How many communities can one possibly be active in? There’s no shortage of online communities; Salesforce.com has Chatter, Google just put out Buzz, LinkedIn is my favorite so far, and of course Facebook.

We come back to the question, how can businesses put social networking to work for them. I think Company.com has the answer. What they do different is structure the conversations and match up people so business owners and management can find conversations around their toughest problems. They do this by creating communities with experts they have vetted who contribute with solid advice. I’ve sifted through and have been impressed so far.

Company.com wants to be there for you from cradle to crave, by helping you find information around every step of the small business cycle i.e. how to raise finances, technology advice, how to streamline operations, advice on business strategy, and more.

They are backed by a very experienced management team – In my opinion the single biggest factor to the success of new business ventures. They also bring that human touch to helping businesses save money by vetting vendors, side-by-side comparisons, negotiating the best deal for their members- you- the small business owner. Not just another ad-based non-discriminating aggregator like business.com

They want to “help businesses make money and save money.” We’ll, we’re all for that.
At HyperOffice “ Our mission is to empower growing organizations with technology traditionally available only to large enterprises, and help them achieve business growth, competitive advantage and success.”

You can see why we decided to get behind Company.com and help small businesses compete with more effective and lower cost collaboration software. I hope you’ll check them out, and I look forward to watching them become a household name.

iPad, SaaS and Collaboration

It’s incredibly thin.

So we were repeatedly reminded by Steve Jobs in his famous iPad keynote. Steve Jobs exhausted almost every glowing adjective in the English dictionary in his keynote, and the tech media panned it with almost equal ferociousness.
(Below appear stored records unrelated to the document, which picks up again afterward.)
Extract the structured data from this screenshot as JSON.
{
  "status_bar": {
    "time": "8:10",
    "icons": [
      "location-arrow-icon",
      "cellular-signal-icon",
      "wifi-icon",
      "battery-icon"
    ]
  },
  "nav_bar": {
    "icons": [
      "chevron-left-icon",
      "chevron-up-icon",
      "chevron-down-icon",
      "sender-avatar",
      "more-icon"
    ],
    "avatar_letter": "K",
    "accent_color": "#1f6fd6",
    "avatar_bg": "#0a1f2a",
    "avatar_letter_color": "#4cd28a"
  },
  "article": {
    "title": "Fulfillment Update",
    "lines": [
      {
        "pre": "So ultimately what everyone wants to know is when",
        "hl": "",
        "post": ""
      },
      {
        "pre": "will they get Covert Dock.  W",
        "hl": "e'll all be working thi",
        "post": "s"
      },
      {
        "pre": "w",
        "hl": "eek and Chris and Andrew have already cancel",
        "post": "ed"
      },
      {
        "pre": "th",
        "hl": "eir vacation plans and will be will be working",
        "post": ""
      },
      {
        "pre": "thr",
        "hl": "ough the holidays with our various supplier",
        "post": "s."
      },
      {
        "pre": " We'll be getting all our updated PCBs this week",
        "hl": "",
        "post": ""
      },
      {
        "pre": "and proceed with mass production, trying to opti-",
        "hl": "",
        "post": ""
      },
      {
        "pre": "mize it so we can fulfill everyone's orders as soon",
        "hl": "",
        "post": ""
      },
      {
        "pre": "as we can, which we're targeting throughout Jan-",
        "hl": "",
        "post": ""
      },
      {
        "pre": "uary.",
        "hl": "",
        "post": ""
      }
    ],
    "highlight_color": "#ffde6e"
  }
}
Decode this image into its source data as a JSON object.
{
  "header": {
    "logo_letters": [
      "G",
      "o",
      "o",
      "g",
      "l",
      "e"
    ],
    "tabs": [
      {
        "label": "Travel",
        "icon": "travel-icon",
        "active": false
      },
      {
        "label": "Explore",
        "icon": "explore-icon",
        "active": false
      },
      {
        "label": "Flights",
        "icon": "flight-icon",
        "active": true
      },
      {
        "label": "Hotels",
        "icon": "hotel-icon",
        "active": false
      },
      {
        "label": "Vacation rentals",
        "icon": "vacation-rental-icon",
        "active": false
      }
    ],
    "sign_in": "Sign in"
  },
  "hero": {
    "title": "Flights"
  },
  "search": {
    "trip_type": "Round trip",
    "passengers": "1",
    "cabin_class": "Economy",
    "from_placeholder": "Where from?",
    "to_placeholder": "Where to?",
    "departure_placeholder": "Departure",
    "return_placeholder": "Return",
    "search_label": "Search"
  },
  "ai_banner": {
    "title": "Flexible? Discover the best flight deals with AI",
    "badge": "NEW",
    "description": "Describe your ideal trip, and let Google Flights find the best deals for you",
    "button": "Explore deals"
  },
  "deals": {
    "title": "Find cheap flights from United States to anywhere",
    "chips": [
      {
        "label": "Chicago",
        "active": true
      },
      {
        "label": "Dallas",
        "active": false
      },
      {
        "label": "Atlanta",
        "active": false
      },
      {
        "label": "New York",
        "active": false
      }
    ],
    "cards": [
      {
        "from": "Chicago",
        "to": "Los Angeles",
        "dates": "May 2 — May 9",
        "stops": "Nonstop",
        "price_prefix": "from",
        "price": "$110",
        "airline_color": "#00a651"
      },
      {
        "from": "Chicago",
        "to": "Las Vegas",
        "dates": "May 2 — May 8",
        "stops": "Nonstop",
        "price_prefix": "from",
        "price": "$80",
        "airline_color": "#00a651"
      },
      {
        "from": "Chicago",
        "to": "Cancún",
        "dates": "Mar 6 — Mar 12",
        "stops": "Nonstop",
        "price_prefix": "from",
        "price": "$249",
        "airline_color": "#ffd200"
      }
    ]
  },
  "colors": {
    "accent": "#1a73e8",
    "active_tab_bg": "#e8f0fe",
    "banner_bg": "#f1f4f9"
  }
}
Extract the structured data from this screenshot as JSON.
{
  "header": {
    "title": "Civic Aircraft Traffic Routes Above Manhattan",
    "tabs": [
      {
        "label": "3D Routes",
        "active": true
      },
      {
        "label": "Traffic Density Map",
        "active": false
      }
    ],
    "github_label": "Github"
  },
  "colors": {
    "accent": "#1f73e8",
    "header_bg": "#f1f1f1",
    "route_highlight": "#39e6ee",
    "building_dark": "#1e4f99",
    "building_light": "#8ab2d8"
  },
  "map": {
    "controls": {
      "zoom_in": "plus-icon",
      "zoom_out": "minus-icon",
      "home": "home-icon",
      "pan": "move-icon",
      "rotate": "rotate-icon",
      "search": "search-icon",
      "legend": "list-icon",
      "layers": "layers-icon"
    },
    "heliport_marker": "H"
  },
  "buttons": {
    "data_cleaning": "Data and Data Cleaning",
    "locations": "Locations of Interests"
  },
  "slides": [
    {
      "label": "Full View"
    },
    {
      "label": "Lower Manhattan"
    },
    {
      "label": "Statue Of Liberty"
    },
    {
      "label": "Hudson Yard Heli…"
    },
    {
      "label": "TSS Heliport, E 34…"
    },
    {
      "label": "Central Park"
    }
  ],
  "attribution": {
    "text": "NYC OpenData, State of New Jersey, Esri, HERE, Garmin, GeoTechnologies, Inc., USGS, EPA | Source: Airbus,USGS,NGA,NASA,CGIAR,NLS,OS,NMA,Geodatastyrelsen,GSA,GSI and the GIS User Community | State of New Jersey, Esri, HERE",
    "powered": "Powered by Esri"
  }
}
Some say it lacks key features, while others complain about the choice of internet service providers being constrained to AT&T, while yet others rubbish it as an over hyped laptop.

But Apple’s products are known to have staying power in spite of their critics (iPod was lambasted as over hyped, over priced). iPads and iPhones have proved to be massively popular and are a part of many of our lives now.

What does the iPad mean for SaaS and collaboration? Definitely good things. In recent times, forces have conspired to make software-as-a-service the most exciting business technology around – the obvious advantages, greater bandwidths, constrained budgets because of the recession, and to no small extent, the proliferation of internet friendly mobile devices like the iPhone (HyperOffice is iPhone optimized).

The iPad is definitely an additional thrust in that direction.

Sure, the iPad does not have native applications to help with business collaboration. But it is not mainly meant for native apps. The iPad is meant primarily to be a window to the web. A convenient, fun, highly portable window to the web. And that is all SaaS applications need – a device which allows access to the internet.

In its current form, it is more positioned as a device for personal information management. But so was the iPhone. If it catches on, (and Apple devices have a knack of doing that) it will not be long before, like the iPhone, users start looking at the iPad as a device to manage business productivity.

Being lighter and having a considerably longer battery life than a laptop, users have the temptation of carrying it over a laptop, and especially if you can use it to access all your important enterprise and personal applications on the net, why not?